== Records for processing
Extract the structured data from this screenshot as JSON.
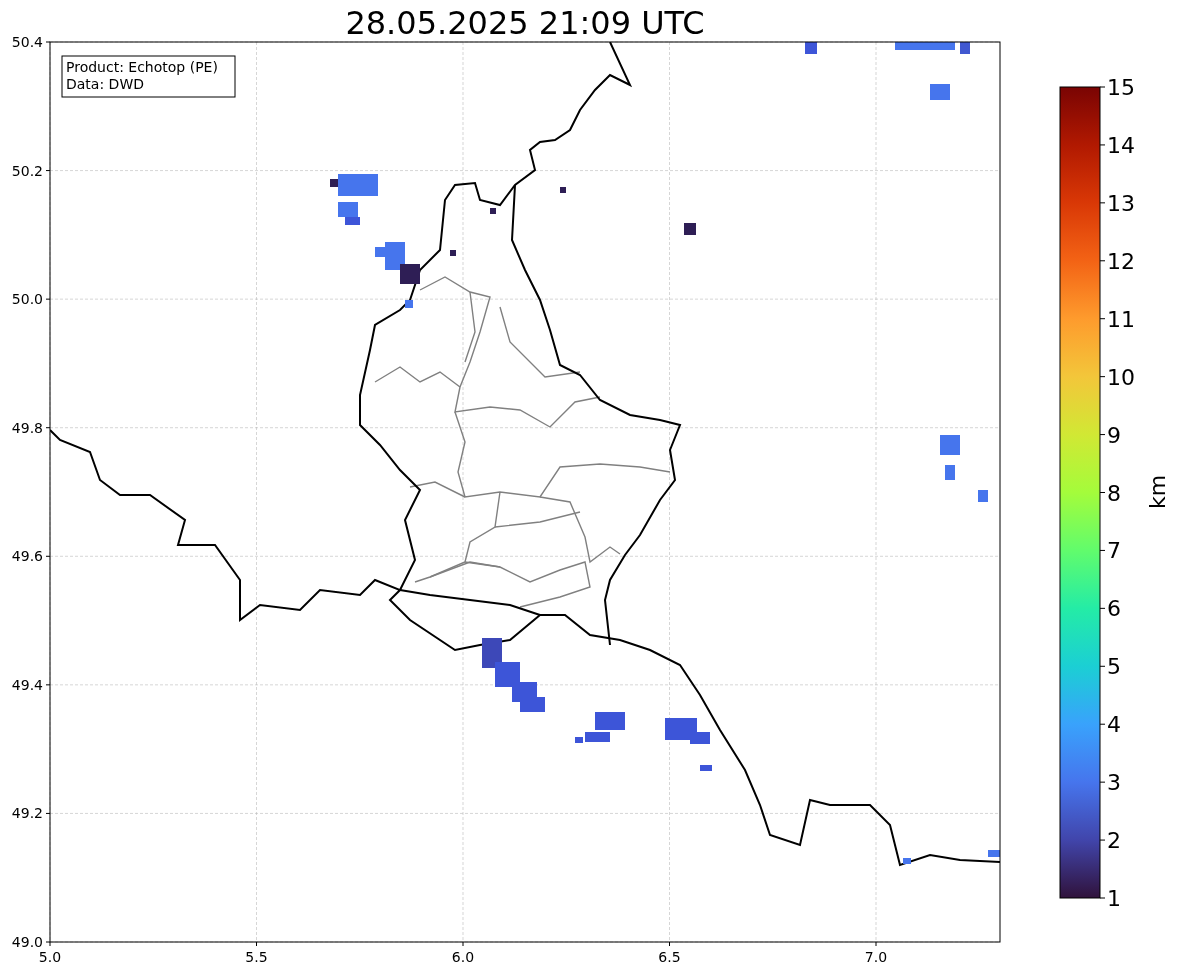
{
  "title": "28.05.2025 21:09 UTC",
  "legend": [
    "Product: Echotop (PE)",
    "Data: DWD"
  ],
  "x_axis": {
    "ticks": [
      "5.0",
      "5.5",
      "6.0",
      "6.5",
      "7.0"
    ]
  },
  "y_axis": {
    "ticks": [
      "50.4",
      "50.2",
      "50.0",
      "49.8",
      "49.6",
      "49.4",
      "49.2",
      "49.0"
    ]
  },
  "colorbar": {
    "label": "km",
    "ticks": [
      "15",
      "14",
      "13",
      "12",
      "11",
      "10",
      "9",
      "8",
      "7",
      "6",
      "5",
      "4",
      "3",
      "2",
      "1"
    ]
  }
}
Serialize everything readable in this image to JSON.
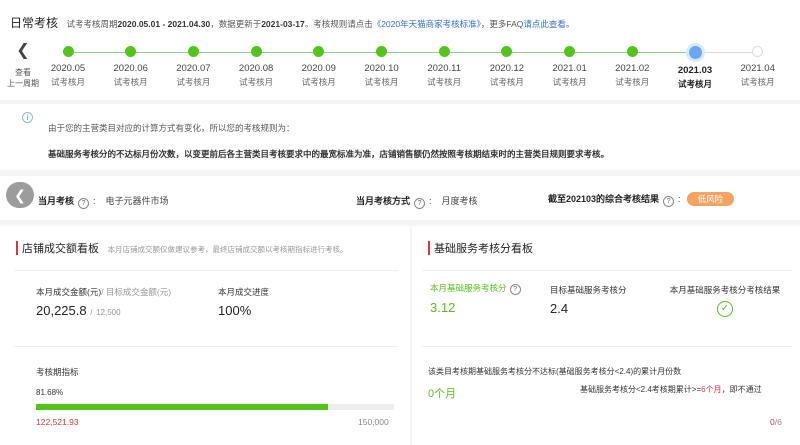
{
  "header": {
    "title": "日常考核",
    "cycle_prefix": "试考考核周期",
    "cycle_range": "2020.05.01 - 2021.04.30",
    "updated_prefix": "，数据更新于",
    "updated_date": "2021-03-17",
    "rule_prefix": "。考核规则请点击",
    "rule_link": "《2020年天猫商家考核标准》",
    "faq_prefix": "，更多FAQ",
    "faq_link": "请点此查看",
    "faq_suffix": "。"
  },
  "nav": {
    "back_label_line1": "查看",
    "back_label_line2": "上一周期"
  },
  "timeline": {
    "current_index": 11,
    "nodes": [
      {
        "month": "2020.05",
        "label": "试考核月",
        "state": "done"
      },
      {
        "month": "2020.06",
        "label": "试考核月",
        "state": "done"
      },
      {
        "month": "2020.07",
        "label": "试考核月",
        "state": "done"
      },
      {
        "month": "2020.08",
        "label": "试考核月",
        "state": "done"
      },
      {
        "month": "2020.09",
        "label": "试考核月",
        "state": "done"
      },
      {
        "month": "2020.10",
        "label": "试考核月",
        "state": "done"
      },
      {
        "month": "2020.11",
        "label": "试考核月",
        "state": "done"
      },
      {
        "month": "2020.12",
        "label": "试考核月",
        "state": "done"
      },
      {
        "month": "2021.01",
        "label": "试考核月",
        "state": "done"
      },
      {
        "month": "2021.02",
        "label": "试考核月",
        "state": "done"
      },
      {
        "month": "2021.03",
        "label": "试考核月",
        "state": "current"
      },
      {
        "month": "2021.04",
        "label": "试考核月",
        "state": "future"
      }
    ]
  },
  "notice": {
    "line1": "由于您的主营类目对应的计算方式有变化，所以您的考核规则为：",
    "line2": "基础服务考核分的不达标月份次数，以变更前后各主营类目考核要求中的最宽标准为准，店铺销售额仍然按照考核期结束时的主营类目规则要求考核。"
  },
  "assessment": {
    "month_label": "当月考核",
    "month_value": "电子元器件市场",
    "method_label": "当月考核方式",
    "method_value": "月度考核",
    "result_label": "截至202103的综合考核结果",
    "result_badge": "低风险"
  },
  "sales_board": {
    "title": "店铺成交额看板",
    "desc": "本月店铺成交额仅做建议参考，最终店铺成交额以考核期指标进行考核。",
    "amount_label": "本月成交金额(元)",
    "target_label": "/ 目标成交金额(元)",
    "amount_value": "20,225.8",
    "target_value": "12,500",
    "progress_label": "本月成交进度",
    "progress_value": "100%",
    "period_label": "考核期指标",
    "period_percent": "81.68%",
    "period_fraction": 0.8168,
    "period_current": "122,521.93",
    "period_target": "150,000"
  },
  "service_board": {
    "title": "基础服务考核分看板",
    "score_label": "本月基础服务考核分",
    "score_value": "3.12",
    "target_label": "目标基础服务考核分",
    "target_value": "2.4",
    "result_label": "本月基础服务考核分考核结果",
    "months_desc": "该类目考核期基础服务考核分不达标(基础服务考核分<2.4)的累计月份数",
    "months_value": "0个月",
    "rule_text": "基础服务考核分<2.4考核期累计>=",
    "rule_count": "6个月",
    "rule_tail": "，即不通过",
    "count_current": "0",
    "count_total": "/6"
  },
  "colors": {
    "green": "#52c41a",
    "red": "#d9363e",
    "blue": "#2f6fd8",
    "badge": "#f5a263"
  }
}
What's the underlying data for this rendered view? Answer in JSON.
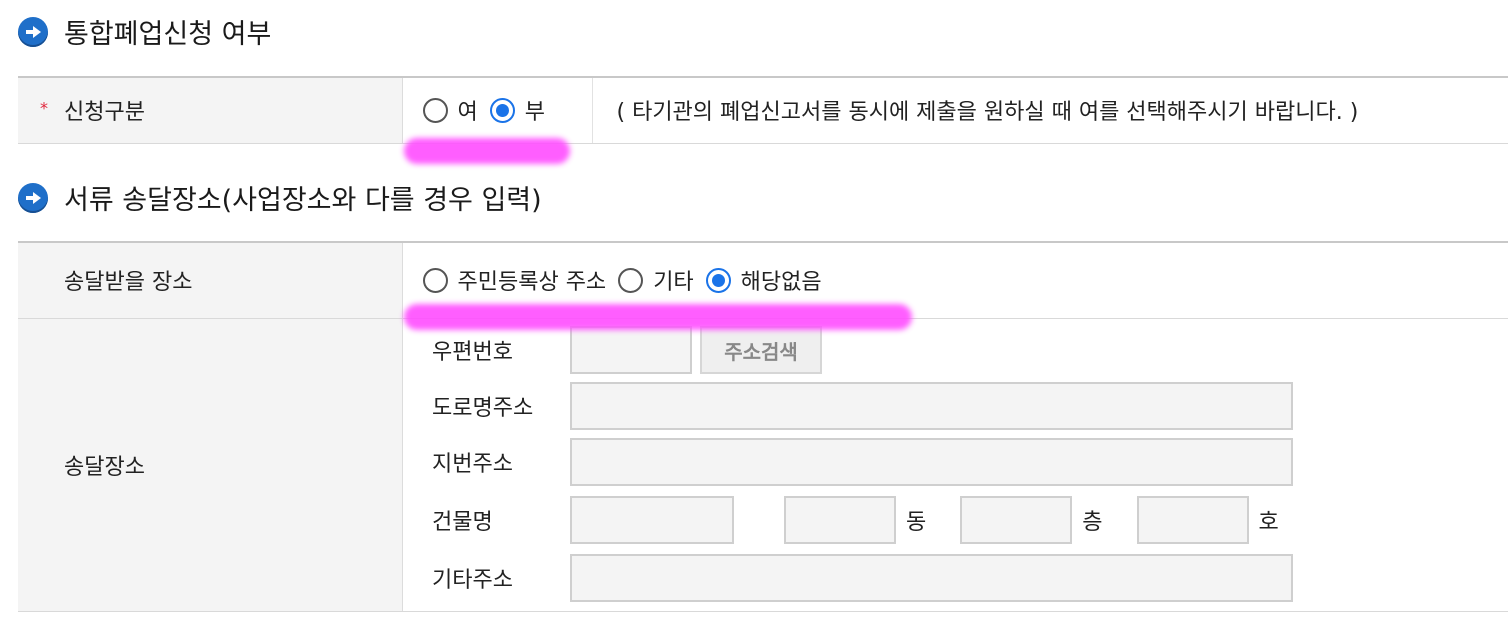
{
  "section1": {
    "title": "통합폐업신청 여부",
    "row": {
      "required_mark": "*",
      "label": "신청구분",
      "options": [
        {
          "label": "여",
          "checked": false
        },
        {
          "label": "부",
          "checked": true
        }
      ],
      "note": "( 타기관의 폐업신고서를 동시에 제출을 원하실 때 여를 선택해주시기 바랍니다. )"
    }
  },
  "section2": {
    "title": "서류 송달장소(사업장소와 다를 경우 입력)",
    "place_row": {
      "label": "송달받을 장소",
      "options": [
        {
          "label": "주민등록상 주소",
          "checked": false
        },
        {
          "label": "기타",
          "checked": false
        },
        {
          "label": "해당없음",
          "checked": true
        }
      ]
    },
    "address_row": {
      "label": "송달장소",
      "postcode_label": "우편번호",
      "postcode_value": "",
      "search_button": "주소검색",
      "road_label": "도로명주소",
      "road_value": "",
      "lot_label": "지번주소",
      "lot_value": "",
      "building_label": "건물명",
      "building_value": "",
      "dong_value": "",
      "dong_unit": "동",
      "floor_value": "",
      "floor_unit": "층",
      "ho_value": "",
      "ho_unit": "호",
      "etc_label": "기타주소",
      "etc_value": ""
    }
  },
  "colors": {
    "accent": "#1a73e8",
    "highlight": "#ff4dff",
    "required": "#e0243a"
  }
}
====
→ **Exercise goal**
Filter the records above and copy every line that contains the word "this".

→ **Answer box**
Extract the structured data from this screenshot as JSON.
Serialize everything readable in this image to JSON.
What's the underlying data for this rendered view? Answer in JSON.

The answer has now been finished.